Work task
An exact copy of all the lines below is required, with every image left out.

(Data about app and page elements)
_ _ _

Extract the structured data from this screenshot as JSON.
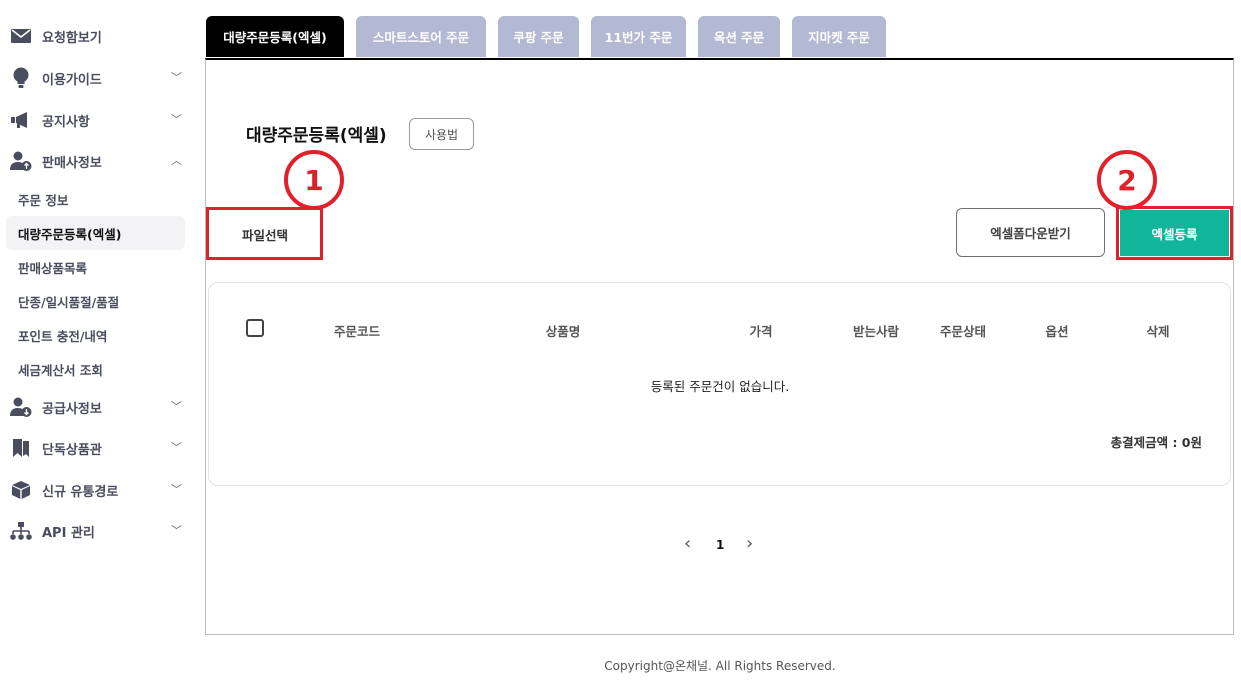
{
  "sidebar": {
    "items": [
      {
        "label": "요청함보기",
        "icon": "envelope-icon"
      },
      {
        "label": "이용가이드",
        "icon": "lightbulb-icon"
      },
      {
        "label": "공지사항",
        "icon": "megaphone-icon"
      },
      {
        "label": "판매사정보",
        "icon": "user-upload-icon"
      },
      {
        "label": "공급사정보",
        "icon": "user-download-icon"
      },
      {
        "label": "단독상품관",
        "icon": "bookmark-icon"
      },
      {
        "label": "신규 유통경로",
        "icon": "box-icon"
      },
      {
        "label": "API 관리",
        "icon": "network-icon"
      }
    ],
    "sub_items": [
      {
        "label": "주문 정보"
      },
      {
        "label": "대량주문등록(엑셀)"
      },
      {
        "label": "판매상품목록"
      },
      {
        "label": "단종/일시품절/품절"
      },
      {
        "label": "포인트 충전/내역"
      },
      {
        "label": "세금계산서 조회"
      }
    ]
  },
  "tabs": [
    {
      "label": "대량주문등록(엑셀)"
    },
    {
      "label": "스마트스토어 주문"
    },
    {
      "label": "쿠팡 주문"
    },
    {
      "label": "11번가 주문"
    },
    {
      "label": "옥션 주문"
    },
    {
      "label": "지마켓 주문"
    }
  ],
  "main": {
    "title": "대량주문등록(엑셀)",
    "usage_button": "사용법",
    "file_button": "파일선택",
    "form_download_button": "엑셀폼다운받기",
    "register_button": "엑셀등록",
    "badge_1": "1",
    "badge_2": "2"
  },
  "table": {
    "columns": [
      "주문코드",
      "상품명",
      "가격",
      "받는사람",
      "주문상태",
      "옵션",
      "삭제"
    ],
    "empty_message": "등록된 주문건이 없습니다.",
    "total": "총결제금액 : 0원"
  },
  "pagination": {
    "current": "1",
    "prev": "‹",
    "next": "›"
  },
  "footer": {
    "copyright": "Copyright@온채널. All Rights Reserved."
  },
  "colors": {
    "accent": "#11b59a",
    "highlight": "#e0202a",
    "tab_inactive": "#b3b8d3"
  }
}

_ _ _

Answer section
Extract the structured data from this screenshot as JSON.
{
  "sidebar": {
    "items": [
      {
        "label": "요청함보기",
        "icon": "envelope-icon"
      },
      {
        "label": "이용가이드",
        "icon": "lightbulb-icon"
      },
      {
        "label": "공지사항",
        "icon": "megaphone-icon"
      },
      {
        "label": "판매사정보",
        "icon": "user-upload-icon"
      },
      {
        "label": "공급사정보",
        "icon": "user-download-icon"
      },
      {
        "label": "단독상품관",
        "icon": "bookmark-icon"
      },
      {
        "label": "신규 유통경로",
        "icon": "box-icon"
      },
      {
        "label": "API 관리",
        "icon": "network-icon"
      }
    ],
    "sub_items": [
      {
        "label": "주문 정보"
      },
      {
        "label": "대량주문등록(엑셀)"
      },
      {
        "label": "판매상품목록"
      },
      {
        "label": "단종/일시품절/품절"
      },
      {
        "label": "포인트 충전/내역"
      },
      {
        "label": "세금계산서 조회"
      }
    ]
  },
  "tabs": [
    {
      "label": "대량주문등록(엑셀)"
    },
    {
      "label": "스마트스토어 주문"
    },
    {
      "label": "쿠팡 주문"
    },
    {
      "label": "11번가 주문"
    },
    {
      "label": "옥션 주문"
    },
    {
      "label": "지마켓 주문"
    }
  ],
  "main": {
    "title": "대량주문등록(엑셀)",
    "usage_button": "사용법",
    "file_button": "파일선택",
    "form_download_button": "엑셀폼다운받기",
    "register_button": "엑셀등록",
    "badge_1": "1",
    "badge_2": "2"
  },
  "table": {
    "columns": [
      "주문코드",
      "상품명",
      "가격",
      "받는사람",
      "주문상태",
      "옵션",
      "삭제"
    ],
    "empty_message": "등록된 주문건이 없습니다.",
    "total": "총결제금액 : 0원"
  },
  "pagination": {
    "current": "1",
    "prev": "‹",
    "next": "›"
  },
  "footer": {
    "copyright": "Copyright@온채널. All Rights Reserved."
  },
  "colors": {
    "accent": "#11b59a",
    "highlight": "#e0202a",
    "tab_inactive": "#b3b8d3"
  }
}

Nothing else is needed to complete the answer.